New Day. Sunshine gone. Light showers return. And nearly the end of our trip.
Today would be a full journey to the center of the earth… no thinking ahead. No thinking behind. Just soaking in the present and drinking deep.
No better time to walk the neighborhood.
Neighborhood park. Neighborhood sculpture.
A pretty typical neighborhood.
We found a few of these proud artwork displays posted around the neighborhood.
And, yeah, can’t pass up a school yard.
Then, at the end of the neighborhood/town (which was all toll about 3 streets deep and two streets wide) we came to a hiking path!
Sorry no horses though…
This little guy was harmless. (I think he was chirping a warning to us, though, because of what lay ahead.)
Because what lay/lie? ahead were THESE guys!
Arctic tern mommas.
And they are dive bombing maniacs!
(Not even zoomed in!)
We had to wave our arms, cover our heads, and dodge the incoming.
The ruckus sent us (and their real enemy) packing!
The nonplussed sheep simply showed up to see what all the fuss was about.
But, honestly, how could you not defend these cute little guys?
Turns out the biggest colony of Arctic terns reside here in the summer. They migrate each year from the South Pole …arriving on the same day every year. I wish I could post the sound they made as they bombed us. It was a cross between a screech, a cackle and ends with a click, click, click – like you are being bombarded with every trick in a mommy’s book to be scared, scolded and mutilized.
(After that experience, I won’t view Hitchcock’s “The Birds” in the same way ever again.)
Heading ’round the last curve of the arctic tern ‘s
our neighborhood, we get a chance to see our hood’s coastline:
The tower is a radio tower, once the tallest structure in Europe, erected during WWII (so we were told)
and as we kept walking got to see life through the eye’s of an old ruin
Waking up in the morning… I wonder if they every imagined a town out their window?
Then it was back to homebase, and more adventures for the afternoon, or was it still morning?
We headed to another beach that was used for measuring the strength of prospective sailors. (It later became a leisure activity)
“Big rounded stones are still laid on the shore as testament of the old ways people used to measure their strength, each stone has different weight and the heaviest weight 154 Kg. (That’s 339.5 lbs!) Each stone also has a name. So if you were able to lift a particular stone onto the rock ledge (behind the rocks… which is not has tall as it used to be), then you were called by that rock’s name.

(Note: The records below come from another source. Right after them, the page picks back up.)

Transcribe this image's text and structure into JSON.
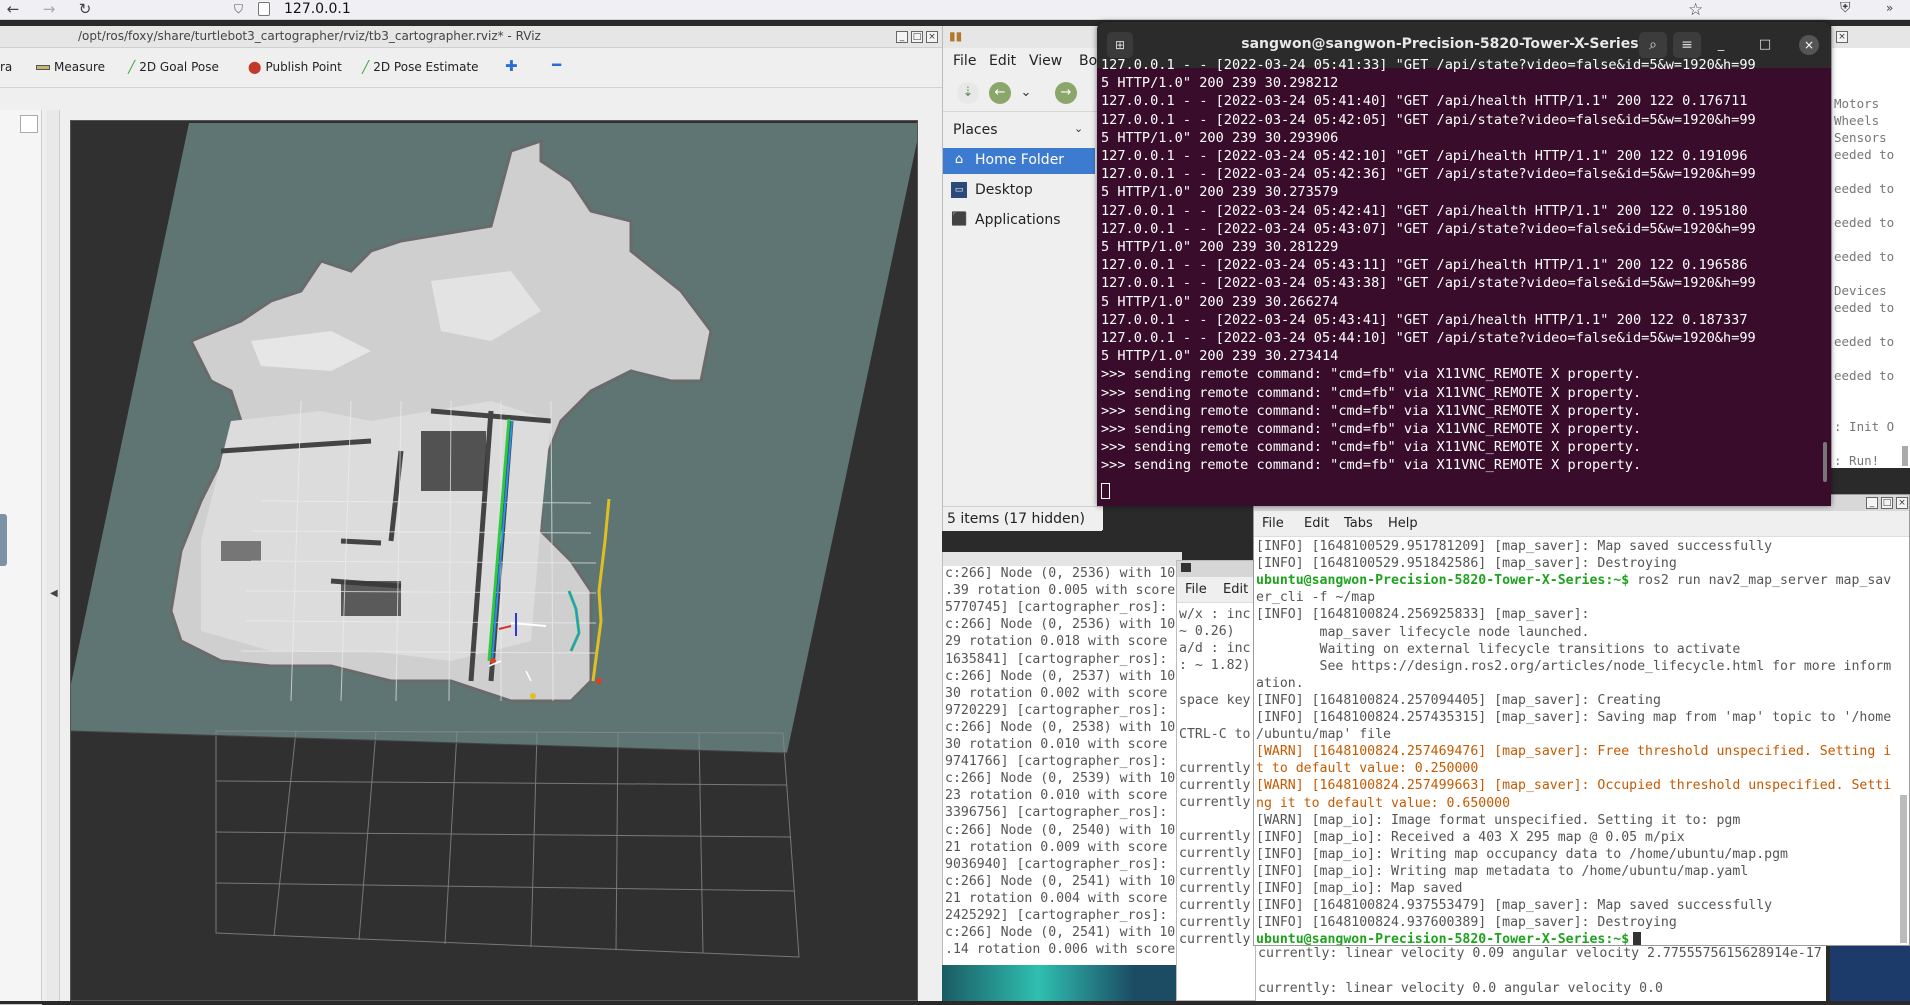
{
  "browser": {
    "url": "127.0.0.1"
  },
  "rviz": {
    "title": "/opt/ros/foxy/share/turtlebot3_cartographer/rviz/tb3_cartographer.rviz* - RViz",
    "toolbar": {
      "camera_label": "ra",
      "measure_label": "Measure",
      "goal_label": "2D Goal Pose",
      "publish_label": "Publish Point",
      "pose_label": "2D Pose Estimate"
    }
  },
  "file_manager": {
    "menu": [
      "File",
      "Edit",
      "View",
      "Bo"
    ],
    "places_label": "Places",
    "items": [
      "Home Folder",
      "Desktop",
      "Applications"
    ],
    "status": "5 items (17 hidden)"
  },
  "dark_terminal": {
    "title": "sangwon@sangwon-Precision-5820-Tower-X-Series: ~",
    "lines": [
      "127.0.0.1 - - [2022-03-24 05:41:33] \"GET /api/state?video=false&id=5&w=1920&h=99",
      "5 HTTP/1.0\" 200 239 30.298212",
      "127.0.0.1 - - [2022-03-24 05:41:40] \"GET /api/health HTTP/1.1\" 200 122 0.176711",
      "127.0.0.1 - - [2022-03-24 05:42:05] \"GET /api/state?video=false&id=5&w=1920&h=99",
      "5 HTTP/1.0\" 200 239 30.293906",
      "127.0.0.1 - - [2022-03-24 05:42:10] \"GET /api/health HTTP/1.1\" 200 122 0.191096",
      "127.0.0.1 - - [2022-03-24 05:42:36] \"GET /api/state?video=false&id=5&w=1920&h=99",
      "5 HTTP/1.0\" 200 239 30.273579",
      "127.0.0.1 - - [2022-03-24 05:42:41] \"GET /api/health HTTP/1.1\" 200 122 0.195180",
      "127.0.0.1 - - [2022-03-24 05:43:07] \"GET /api/state?video=false&id=5&w=1920&h=99",
      "5 HTTP/1.0\" 200 239 30.281229",
      "127.0.0.1 - - [2022-03-24 05:43:11] \"GET /api/health HTTP/1.1\" 200 122 0.196586",
      "127.0.0.1 - - [2022-03-24 05:43:38] \"GET /api/state?video=false&id=5&w=1920&h=99",
      "5 HTTP/1.0\" 200 239 30.266274",
      "127.0.0.1 - - [2022-03-24 05:43:41] \"GET /api/health HTTP/1.1\" 200 122 0.187337",
      "127.0.0.1 - - [2022-03-24 05:44:10] \"GET /api/state?video=false&id=5&w=1920&h=99",
      "5 HTTP/1.0\" 200 239 30.273414",
      ">>> sending remote command: \"cmd=fb\" via X11VNC_REMOTE X property.",
      ">>> sending remote command: \"cmd=fb\" via X11VNC_REMOTE X property.",
      ">>> sending remote command: \"cmd=fb\" via X11VNC_REMOTE X property.",
      ">>> sending remote command: \"cmd=fb\" via X11VNC_REMOTE X property.",
      ">>> sending remote command: \"cmd=fb\" via X11VNC_REMOTE X property.",
      ">>> sending remote command: \"cmd=fb\" via X11VNC_REMOTE X property."
    ]
  },
  "carto_log": {
    "lines": [
      "c:266] Node (0, 2536) with 100 poi",
      ".39 rotation 0.005 with score",
      "5770745] [cartographer_ros]:",
      "c:266] Node (0, 2536) with 10",
      "29 rotation 0.018 with score",
      "1635841] [cartographer_ros]:",
      "c:266] Node (0, 2537) with 10",
      "30 rotation 0.002 with score",
      "9720229] [cartographer_ros]:",
      "c:266] Node (0, 2538) with 10",
      "30 rotation 0.010 with score",
      "9741766] [cartographer_ros]:",
      "c:266] Node (0, 2539) with 10",
      "23 rotation 0.010 with score",
      "3396756] [cartographer_ros]:",
      "c:266] Node (0, 2540) with 10",
      "21 rotation 0.009 with score",
      "9036940] [cartographer_ros]:",
      "c:266] Node (0, 2541) with 10",
      "21 rotation 0.004 with score",
      "2425292] [cartographer_ros]:",
      "c:266] Node (0, 2541) with 10",
      ".14 rotation 0.006 with score"
    ]
  },
  "teleop": {
    "menu": [
      "File",
      "Edit"
    ],
    "lines": [
      "w/x : inc",
      " ~ 0.26)",
      "a/d : inc",
      ": ~ 1.82)",
      "",
      "space key",
      "",
      "CTRL-C to",
      "",
      "currently",
      "currently",
      "currently",
      "",
      "currently",
      "currently",
      "currently",
      "currently",
      "currently",
      "currently",
      "currently"
    ],
    "bottom_lines": [
      "currently:      linear velocity 0.09     angular velocity 2.7755575615628914e-17",
      "",
      "currently:      linear velocity 0.0      angular velocity 0.0"
    ]
  },
  "far_right": {
    "lines": [
      "Motors",
      "Wheels",
      "Sensors",
      "eeded to",
      "",
      "eeded to",
      "",
      "eeded to",
      "",
      "eeded to",
      "",
      "Devices",
      "eeded to",
      "",
      "eeded to",
      "",
      "eeded to",
      "",
      "",
      ": Init O",
      "",
      ": Run!"
    ]
  },
  "map_terminal": {
    "menu": [
      "File",
      "Edit",
      "Tabs",
      "Help"
    ],
    "lines": [
      {
        "t": "[INFO] [1648100529.951781209] [map_saver]: Map saved successfully",
        "c": "info"
      },
      {
        "t": "[INFO] [1648100529.951842586] [map_saver]: Destroying",
        "c": "info"
      },
      {
        "t": "ubuntu@sangwon-Precision-5820-Tower-X-Series:~$",
        "c": "prompt",
        "rest": " ros2 run nav2_map_server map_sav"
      },
      {
        "t": "er_cli -f ~/map",
        "c": "info"
      },
      {
        "t": "[INFO] [1648100824.256925833] [map_saver]:",
        "c": "info"
      },
      {
        "t": "        map_saver lifecycle node launched.",
        "c": "info"
      },
      {
        "t": "        Waiting on external lifecycle transitions to activate",
        "c": "info"
      },
      {
        "t": "        See https://design.ros2.org/articles/node_lifecycle.html for more inform",
        "c": "info"
      },
      {
        "t": "ation.",
        "c": "info"
      },
      {
        "t": "[INFO] [1648100824.257094405] [map_saver]: Creating",
        "c": "info"
      },
      {
        "t": "[INFO] [1648100824.257435315] [map_saver]: Saving map from 'map' topic to '/home",
        "c": "info"
      },
      {
        "t": "/ubuntu/map' file",
        "c": "info"
      },
      {
        "t": "[WARN] [1648100824.257469476] [map_saver]: Free threshold unspecified. Setting i",
        "c": "warn"
      },
      {
        "t": "t to default value: 0.250000",
        "c": "warn"
      },
      {
        "t": "[WARN] [1648100824.257499663] [map_saver]: Occupied threshold unspecified. Setti",
        "c": "warn"
      },
      {
        "t": "ng it to default value: 0.650000",
        "c": "warn"
      },
      {
        "t": "[WARN] [map_io]: Image format unspecified. Setting it to: pgm",
        "c": "info"
      },
      {
        "t": "[INFO] [map_io]: Received a 403 X 295 map @ 0.05 m/pix",
        "c": "info"
      },
      {
        "t": "[INFO] [map_io]: Writing map occupancy data to /home/ubuntu/map.pgm",
        "c": "info"
      },
      {
        "t": "[INFO] [map_io]: Writing map metadata to /home/ubuntu/map.yaml",
        "c": "info"
      },
      {
        "t": "[INFO] [map_io]: Map saved",
        "c": "info"
      },
      {
        "t": "[INFO] [1648100824.937553479] [map_saver]: Map saved successfully",
        "c": "info"
      },
      {
        "t": "[INFO] [1648100824.937600389] [map_saver]: Destroying",
        "c": "info"
      },
      {
        "t": "ubuntu@sangwon-Precision-5820-Tower-X-Series:~$",
        "c": "prompt",
        "rest": ""
      }
    ]
  },
  "colors": {
    "terminal_bg": "#380c2a",
    "selection": "#3d7bd0",
    "prompt_green": "#1fa31f",
    "warn_orange": "#c55a00",
    "map_plane": "#5f7574"
  }
}
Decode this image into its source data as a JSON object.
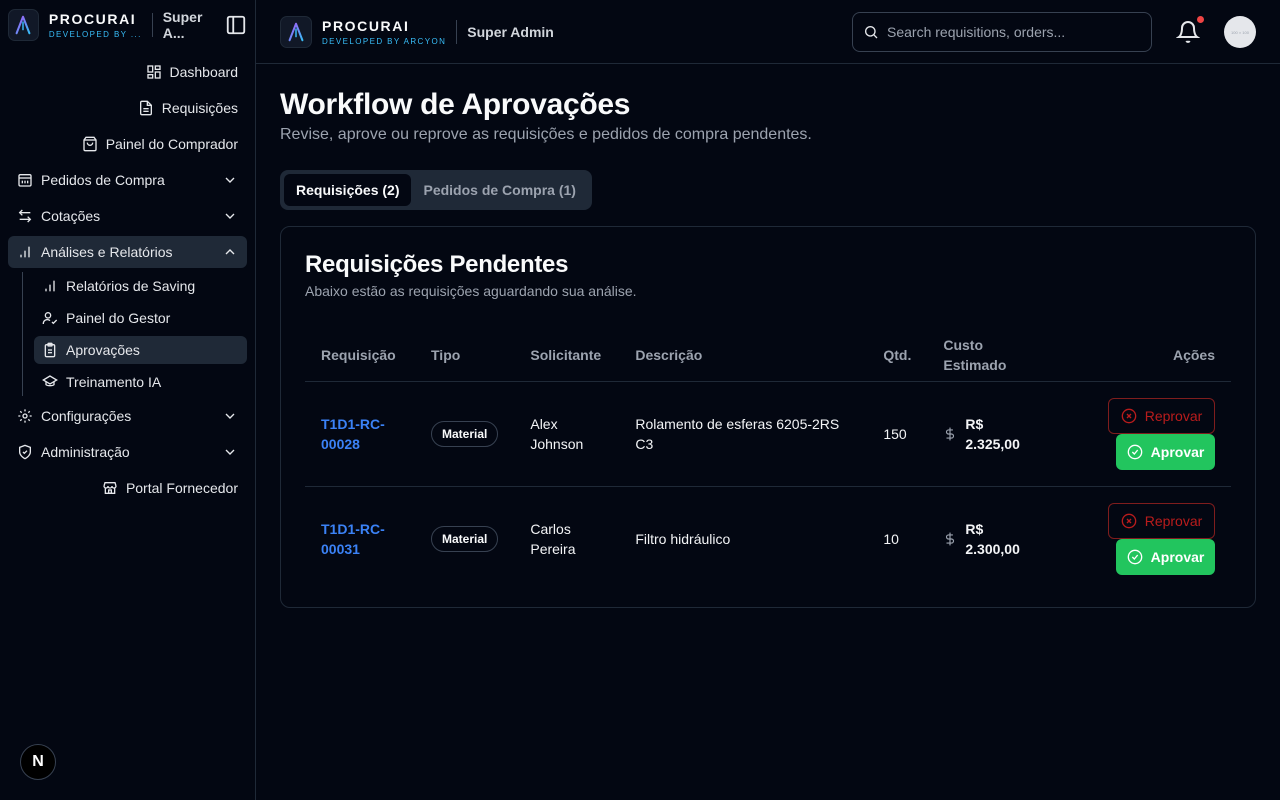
{
  "brand": {
    "name": "PROCURAI",
    "sub_sidebar": "DEVELOPED BY ...",
    "sub_header": "DEVELOPED BY ARCYON",
    "role_sidebar": "Super A...",
    "role_header": "Super Admin"
  },
  "sidebar": {
    "items": [
      {
        "label": "Dashboard",
        "icon": "dashboard-icon"
      },
      {
        "label": "Requisições",
        "icon": "file-icon"
      },
      {
        "label": "Painel do Comprador",
        "icon": "shopping-bag-icon"
      },
      {
        "label": "Pedidos de Compra",
        "icon": "calendar-icon"
      },
      {
        "label": "Cotações",
        "icon": "arrows-icon"
      },
      {
        "label": "Análises e Relatórios",
        "icon": "bar-chart-icon"
      },
      {
        "label": "Configurações",
        "icon": "gear-icon"
      },
      {
        "label": "Administração",
        "icon": "shield-icon"
      },
      {
        "label": "Portal Fornecedor",
        "icon": "store-icon"
      }
    ],
    "sub_items": [
      {
        "label": "Relatórios de Saving"
      },
      {
        "label": "Painel do Gestor"
      },
      {
        "label": "Aprovações"
      },
      {
        "label": "Treinamento IA"
      }
    ]
  },
  "header": {
    "search_placeholder": "Search requisitions, orders...",
    "avatar_text": "100 × 100"
  },
  "main": {
    "title": "Workflow de Aprovações",
    "subtitle": "Revise, aprove ou reprove as requisições e pedidos de compra pendentes.",
    "tabs": [
      {
        "label": "Requisições (2)"
      },
      {
        "label": "Pedidos de Compra (1)"
      }
    ],
    "card": {
      "title": "Requisições Pendentes",
      "subtitle": "Abaixo estão as requisições aguardando sua análise.",
      "columns": [
        "Requisição",
        "Tipo",
        "Solicitante",
        "Descrição",
        "Qtd.",
        "Custo Estimado",
        "Ações"
      ],
      "rows": [
        {
          "id": "T1D1-RC-00028",
          "type": "Material",
          "requester": "Alex Johnson",
          "description": "Rolamento de esferas 6205-2RS C3",
          "qty": "150",
          "cost": "R$ 2.325,00"
        },
        {
          "id": "T1D1-RC-00031",
          "type": "Material",
          "requester": "Carlos Pereira",
          "description": "Filtro hidráulico",
          "qty": "10",
          "cost": "R$ 2.300,00"
        }
      ],
      "reject_label": "Reprovar",
      "approve_label": "Aprovar"
    }
  },
  "colors": {
    "accent_link": "#3b82f6",
    "approve": "#22c55e",
    "reject": "#b91c1c",
    "notification": "#ef4444"
  }
}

Each sailor used to demonstrate his power in order to be hired to work on the ships.”
Not a great picture of these massive stones, but hopefully you ‘get the picture.’
Loved how this looked like a black and white photo all in its natural glory.
Then one more stop for us on this amazing adventure… a play!
I think I mentioned earlier that this Snaefellsjokull peninsula ‘claim to fame’ is that it was the setting of Jules Vernes “Journey to the Center of the Earth” … so this play was a comedy based on that book, adding in more cultural threads along the way.
And here’s the best part… it was performed in Rif, a small fishing village (even smaller than the one we were at… only 150 people) by a small troupe of professionally/classically trained actors/singers at a working hostel!
There were only about 40 seats max (stools), and we sat in the back because Chris doesn’t like to block others view. At least we thought we were sitting in the back, but turns out the play was performed in a 360 degree mode (hence the stools), and so half the time we were front row! I didn’t want to take too many pictures. Just couldn’t be “that” guy. So I only snuck in a few that I thought would not be intrusive.
Taking a journey in their ‘ship’ to get to the volcano which they would soon descend.
There were 4 main adult actors and then about 10 kids. It was 3 acts long. Each time an act changed, we were ushered out into the bar area while they changed the stage setting. When we came back for the 2nd act, all of our seating had been changed! We were all now seated across from each other lengthwise, spanning the room, with curtains at our backs opening up the center to be the ‘stage’ between us.
(Act 2) Heading down to the center of the earth
I wish I had gotten a shot of Act 3, because when we were ushered out after the second act, we were told that the third act we would be standing! (but it would be short). Sure enough, we went back in and now all the actors are standing on an island (our stools) and we were told to mill around encircling them. (All of the children actors were in fun sea creature costumes.) As the play ensued, the main actor was looking all around pointing out all that they were seeing with their scopes (attached with lasers). Then he abruptly stops, “Look! Over there! Do you see it? An old man!” (and points to Chris!… who waves. 🙂 ) … He’s my old man, folks. It’s official now. 🙂
But then, it’s obvious that the play is coming to its conclusion and all of a sudden all the child actors are milling all around us. One comes up to me and starts herding me onstage! Wait, what?! No! But there was no stopping it. Then I noticed we were all being herded on stage! The play ends with the actors all singing a song to us. A funny song, A moving song. A magical night. Truly magical. All of our adventures wrapped up in the arms of wonderful Icelandic comedy musical.
One more day to begin the “winding down.”